Archive for February, 2004
AsylumLAN 15 has come and gone, so I’m fairly well in a time crunch.
I did manage to put in a couple of hours in Final Fantasy Crystal Chronicles, and I will say this: it’s definitely a game where you have to work together. It’s almost like playing Final Fantasy Lite (TM). I didn’t really check out any of the single player features in the game, but I can’t imagine the game being nearly as fun if you don’t have three other people you are trying to coordinate moves with.
Yeah, I thought this was a short update, too.
There is an interesting pair of articles over at the Richmond Times Dispatch that deals with retro gaming. They do quite a bit of listing of just what kinds of retro games that have been released (or rereleased).
Retro gaming is something that I’ve seen coming for a long time. During the ‘Sega vs. Nintendo’ wars, almost everything was directed squarely at me. Okay, well, maybe not me specifically, but I was definately in the target market. Problem was, though, that I didn’t have the kind of money that I needed to get all the games that I wanted (a problem that still persists today), so there were a lot of games that I either missed out on playing or got rid of so that I could play something else. Now that I seem to have a dollar or two in my pocket, I’m going back to those same stores to try and get some of those games back.
Now, I’m sure that there’s people that play these older games exclusively, just like there’s a lot of people who play new games exclusively, but I can’t do that.
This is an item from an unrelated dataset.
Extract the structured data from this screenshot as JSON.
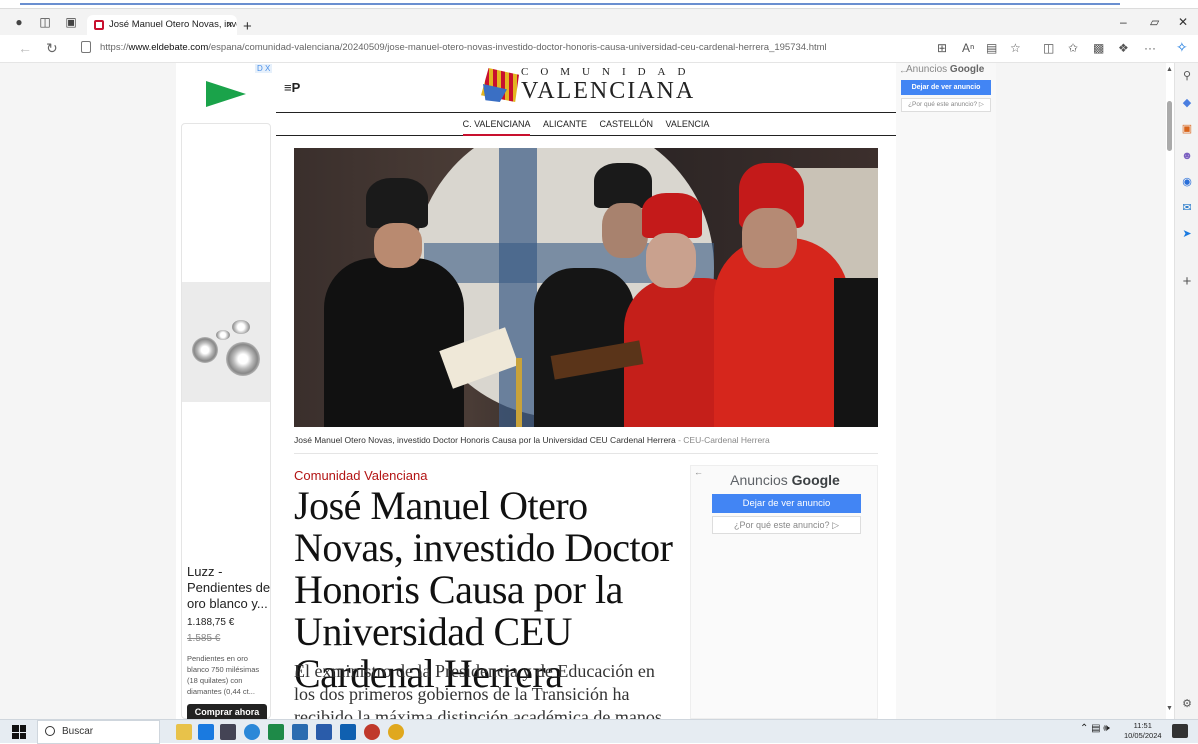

Yes, I believe that it’s important to know about and play some of these games (some of the conventions used in those early games are still in use today), but I like to play something new once in a while.
So now that there’s people in their 20’s and 30’s (and on up) that are trying to get back some of the games that they had growing up, and there’s people younger than that who realize that some of the older games are actually good, and there’s been two results to this: companies are realizing that they can get away with releasing compilations of old games at low, low prices and not have to do a whole lot of work on them, and communities like FatManGames spring up to facilitate the collecting of these games. Unfortunately, a lot of the games that are sought after are rare, expensive, and probably both.
So that drives people (for better or worse) to the emulation scene, well, that’s not the only factor, but I’m willing to bet it’s the biggest one. I’m not going to go into the legality of emulation or ROMs or any of that again, but as long as there’s at least some people that get into collecting and maintaining old games and systems after trying them out on an emulator, there’s some hope for ROM Masters.